- American Physical Society Sites
- Meetings & Events
- Policy & Advocacy
- Careers In Physics
- About APS
- Become a Member
By Michael S. Lubell, APS Director of Public Affairs
It may not be a hot feast this year, but at least the bird's still on the table. A decade ago, with Congress and the White House focused on deficit reduction, science faced the grim reality of years without Thanksgivings. Back then, about the only upbeat advocate on Capitol Hill was Newt Gingrich, the newly elected Republican Speaker of the House and an unabashed techie.
Times have changed. Speaker Gingrich is gone, but in his place are more than a dozen members of Congress in each chamber who have science high on their list of priorities.

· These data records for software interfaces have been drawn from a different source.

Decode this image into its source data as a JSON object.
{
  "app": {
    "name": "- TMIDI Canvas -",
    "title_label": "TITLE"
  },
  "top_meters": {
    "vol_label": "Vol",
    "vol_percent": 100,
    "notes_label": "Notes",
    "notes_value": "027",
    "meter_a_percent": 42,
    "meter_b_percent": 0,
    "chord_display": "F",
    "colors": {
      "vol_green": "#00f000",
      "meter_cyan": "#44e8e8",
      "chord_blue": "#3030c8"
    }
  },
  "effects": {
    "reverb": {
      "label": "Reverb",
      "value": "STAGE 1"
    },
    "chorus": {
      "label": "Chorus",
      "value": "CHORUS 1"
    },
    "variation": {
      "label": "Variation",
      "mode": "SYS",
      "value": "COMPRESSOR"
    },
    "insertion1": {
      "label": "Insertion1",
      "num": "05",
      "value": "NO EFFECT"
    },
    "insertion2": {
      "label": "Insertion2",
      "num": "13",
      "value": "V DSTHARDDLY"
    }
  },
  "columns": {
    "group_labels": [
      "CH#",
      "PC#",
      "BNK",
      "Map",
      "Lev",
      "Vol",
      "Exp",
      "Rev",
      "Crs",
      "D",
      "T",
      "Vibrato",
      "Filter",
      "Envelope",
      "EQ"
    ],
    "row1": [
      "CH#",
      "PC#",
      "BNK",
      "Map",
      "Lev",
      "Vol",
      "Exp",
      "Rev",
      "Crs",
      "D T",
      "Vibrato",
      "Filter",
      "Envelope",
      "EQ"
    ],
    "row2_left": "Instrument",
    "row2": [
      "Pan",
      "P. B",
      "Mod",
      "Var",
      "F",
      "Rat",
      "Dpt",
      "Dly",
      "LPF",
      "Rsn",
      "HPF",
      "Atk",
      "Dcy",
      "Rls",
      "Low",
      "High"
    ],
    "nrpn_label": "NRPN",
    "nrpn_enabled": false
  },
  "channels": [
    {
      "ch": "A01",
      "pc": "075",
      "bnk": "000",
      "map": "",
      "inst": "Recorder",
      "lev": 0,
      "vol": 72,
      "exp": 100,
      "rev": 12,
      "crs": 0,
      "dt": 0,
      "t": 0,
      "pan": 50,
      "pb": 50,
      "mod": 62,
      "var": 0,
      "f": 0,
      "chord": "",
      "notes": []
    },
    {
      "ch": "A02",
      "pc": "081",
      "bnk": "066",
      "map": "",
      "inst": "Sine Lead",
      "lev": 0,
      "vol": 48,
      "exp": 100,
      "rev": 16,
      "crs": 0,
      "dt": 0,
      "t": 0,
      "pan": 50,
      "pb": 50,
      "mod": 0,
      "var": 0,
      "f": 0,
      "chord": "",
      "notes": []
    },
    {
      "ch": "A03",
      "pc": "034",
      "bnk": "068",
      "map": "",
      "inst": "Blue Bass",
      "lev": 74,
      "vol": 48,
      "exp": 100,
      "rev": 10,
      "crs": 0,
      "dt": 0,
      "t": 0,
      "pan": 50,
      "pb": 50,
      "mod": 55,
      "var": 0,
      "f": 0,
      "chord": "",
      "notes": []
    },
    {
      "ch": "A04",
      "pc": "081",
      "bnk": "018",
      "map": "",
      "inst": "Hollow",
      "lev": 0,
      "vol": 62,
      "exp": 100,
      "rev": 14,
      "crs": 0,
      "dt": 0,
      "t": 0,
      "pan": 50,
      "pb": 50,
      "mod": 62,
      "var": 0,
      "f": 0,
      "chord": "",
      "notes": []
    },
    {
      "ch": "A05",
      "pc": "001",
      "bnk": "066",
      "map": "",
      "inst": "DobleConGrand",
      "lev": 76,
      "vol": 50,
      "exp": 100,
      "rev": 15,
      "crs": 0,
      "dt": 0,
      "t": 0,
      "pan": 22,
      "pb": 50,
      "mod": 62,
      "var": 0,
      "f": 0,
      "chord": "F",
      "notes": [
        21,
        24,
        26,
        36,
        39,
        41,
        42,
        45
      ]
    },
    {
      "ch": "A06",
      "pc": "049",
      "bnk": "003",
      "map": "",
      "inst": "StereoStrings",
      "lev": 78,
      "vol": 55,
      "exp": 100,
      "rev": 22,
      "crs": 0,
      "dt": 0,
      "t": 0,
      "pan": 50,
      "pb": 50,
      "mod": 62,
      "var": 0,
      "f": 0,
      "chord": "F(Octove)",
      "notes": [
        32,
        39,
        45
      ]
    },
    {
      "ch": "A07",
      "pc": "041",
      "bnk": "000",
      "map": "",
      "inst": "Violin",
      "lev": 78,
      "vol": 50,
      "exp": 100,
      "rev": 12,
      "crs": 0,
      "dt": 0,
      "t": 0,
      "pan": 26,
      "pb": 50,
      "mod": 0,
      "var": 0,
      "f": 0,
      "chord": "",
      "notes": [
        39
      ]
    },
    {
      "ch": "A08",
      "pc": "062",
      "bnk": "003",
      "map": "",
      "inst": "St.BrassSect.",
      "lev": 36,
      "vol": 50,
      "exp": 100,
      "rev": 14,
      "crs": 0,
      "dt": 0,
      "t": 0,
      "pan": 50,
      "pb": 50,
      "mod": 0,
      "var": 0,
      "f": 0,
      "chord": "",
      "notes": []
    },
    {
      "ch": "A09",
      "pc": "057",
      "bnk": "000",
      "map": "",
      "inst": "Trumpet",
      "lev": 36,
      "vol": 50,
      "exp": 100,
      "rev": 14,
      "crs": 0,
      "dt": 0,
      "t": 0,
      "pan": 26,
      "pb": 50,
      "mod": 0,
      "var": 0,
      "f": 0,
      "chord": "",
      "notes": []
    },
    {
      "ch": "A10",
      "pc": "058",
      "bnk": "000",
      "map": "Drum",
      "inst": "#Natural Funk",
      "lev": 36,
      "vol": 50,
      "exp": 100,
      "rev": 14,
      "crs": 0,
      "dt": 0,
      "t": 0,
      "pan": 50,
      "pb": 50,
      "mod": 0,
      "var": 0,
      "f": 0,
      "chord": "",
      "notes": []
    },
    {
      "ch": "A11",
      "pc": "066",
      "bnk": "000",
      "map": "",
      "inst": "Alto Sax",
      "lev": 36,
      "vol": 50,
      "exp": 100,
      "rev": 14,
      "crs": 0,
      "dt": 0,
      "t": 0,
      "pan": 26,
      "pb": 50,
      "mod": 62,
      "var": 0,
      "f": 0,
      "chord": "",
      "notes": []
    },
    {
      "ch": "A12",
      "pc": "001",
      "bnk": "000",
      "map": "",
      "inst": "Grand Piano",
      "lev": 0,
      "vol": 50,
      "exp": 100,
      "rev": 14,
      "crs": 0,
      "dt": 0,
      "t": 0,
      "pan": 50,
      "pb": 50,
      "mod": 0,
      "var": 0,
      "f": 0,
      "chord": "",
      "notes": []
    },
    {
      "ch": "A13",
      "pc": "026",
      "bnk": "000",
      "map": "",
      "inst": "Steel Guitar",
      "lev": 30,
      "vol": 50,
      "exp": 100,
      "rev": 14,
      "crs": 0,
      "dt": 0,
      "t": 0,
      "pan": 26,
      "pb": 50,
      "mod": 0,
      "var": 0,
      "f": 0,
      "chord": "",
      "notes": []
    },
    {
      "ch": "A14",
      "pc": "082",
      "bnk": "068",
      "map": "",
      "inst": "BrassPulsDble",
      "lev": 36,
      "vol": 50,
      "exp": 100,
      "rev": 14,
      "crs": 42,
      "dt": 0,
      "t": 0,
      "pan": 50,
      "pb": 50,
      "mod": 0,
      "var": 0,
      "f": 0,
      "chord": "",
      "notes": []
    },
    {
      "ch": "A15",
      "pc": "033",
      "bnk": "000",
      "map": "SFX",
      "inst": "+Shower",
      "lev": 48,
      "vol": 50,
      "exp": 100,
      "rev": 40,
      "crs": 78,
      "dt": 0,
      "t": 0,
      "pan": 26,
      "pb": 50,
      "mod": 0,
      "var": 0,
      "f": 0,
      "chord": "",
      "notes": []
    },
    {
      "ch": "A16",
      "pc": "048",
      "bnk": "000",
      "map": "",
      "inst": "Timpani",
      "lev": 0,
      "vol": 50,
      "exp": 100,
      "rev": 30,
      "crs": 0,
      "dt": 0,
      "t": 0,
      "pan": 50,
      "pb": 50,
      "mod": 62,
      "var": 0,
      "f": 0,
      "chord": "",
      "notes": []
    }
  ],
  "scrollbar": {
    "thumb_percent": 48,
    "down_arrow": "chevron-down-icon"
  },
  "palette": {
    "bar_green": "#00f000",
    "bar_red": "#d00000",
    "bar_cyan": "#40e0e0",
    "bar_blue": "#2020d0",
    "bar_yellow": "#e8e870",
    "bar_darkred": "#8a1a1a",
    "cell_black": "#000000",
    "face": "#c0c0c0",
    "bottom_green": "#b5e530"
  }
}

Count among them "old bulls" like Senators Pete V. Domenici (R-NM), "Fritz" Hollings (D-SC), Barbara A. Mikulski (D-MD) and John Warner (R-VA). Add to the list eight more members of the "Club": Lamar Alexander (R-TN), George Allen (R-VA), Jeff Bingaman (D-NM), "Kit" Bond (R-MO), Majority leader Bill Frist (R-TN), Kay Bailey Hutchison (R-TX), Jay Rockefeller (D-WV), Ron Wyden (D-OR) and presidential contenders John F. Kerry (D-MA) and Joseph I. Lieberman (D-CT).
In the people's House, the leadership may be barren ground for science champions, but not so one level down. Rules Committee Chairman David Dreier (R-CA), Science Committee Chairman Sherwood L. Boehlert (R-NY), VA HUD Chairman James T. Walsh (R-NY) and Ranking Member Allan B. Mollohan (D- WV) and Energy and Water Chairman David Hobson (R-OH) are staunch defenders of the faith. So too are Judy Biggert (R-IL), Nick Lampson (D-TX), Nick Smith (R-MI), Eddie Bernice Johnson (D-TX), Edward J. Markey (D-MA) Michael Capuano (D-MA) and California Democrats Anna Eshoo, Mike Honda, Zoe Lofgren, Ellen O. Tauscher, and Lynn Woolsey. And of course two APS Fellows, Vern Ehlers (R-MI) and Rush Holt (D-NJ).
In truth, these days it's easier to find science protagonists on the Hill than a single antagonist. We should be thankful for that in this holiday season, because the next few years are not going to be easy for budgeteers of any persuasion. Even the White House Office of Management and Budget concedes that the tide of red ink could reach five percent of GDP next year, the tipping point, according to most economists, for public loss of confidence in a government's ability to make good on its IOU's.
In this nasty fiscal climate, it's hard to see how any part of the discretionary budget?of which, these days, science has become a significant element?will escape unscathed. But so far, science is not on the chopping block. And with Congress chock full of believers, it may well stay that way, provided the community keeps hammering home the same message that built up the ranks of Hill champions during the last ten years.
From my perch, ten stories up in the National Press Building, three blocks from the White House and a mile or so from the Capitol, these are the themes that will resonate in a time of fiscal crunch, as we enter the run-up to the 2004 election. The sciences?especially the physical sciences?along with engineering are the job engines of the 21st century economy. The sciences?especially the physical sciences-are the generators of American wealth. The sciences?especially the physical sciences?are key to securing our safety at home and serving our military needs abroad. The sciences?especially the physical sciences?will pave the road to energy independence.
But is it responsible for lawmakers to bump the science budget up by a billion dollars or so when the nation faces a deficit of $500 billion? Fair question to ask. But not a tough one to answer.
First, consider how much worse a deficit of $501 billion is than one of $500 billion. The financial markets won't even notice. The difference is in the noise.
Second, without substantial economic growth, largely driven by innovation, the deficit will become structural. Tax increases are not an option?except for political masochists. Social Security and Medicare are the third rail of politics?they won't be touched. And the discretionary budget, including defense, would have to be cut by 90%?that won't happen either.
Investing in science is clearly the best bet for growing the economy and fighting our way back to fiscal sanity. So pull the cork on a bottle of bubbly and toast the champions of science. They deserve it.
©1995 - 2021, AMERICAN PHYSICAL SOCIETY
APS encourages the redistribution of the materials included in this newspaper provided that attribution to the source is noted and the materials are not truncated or changed.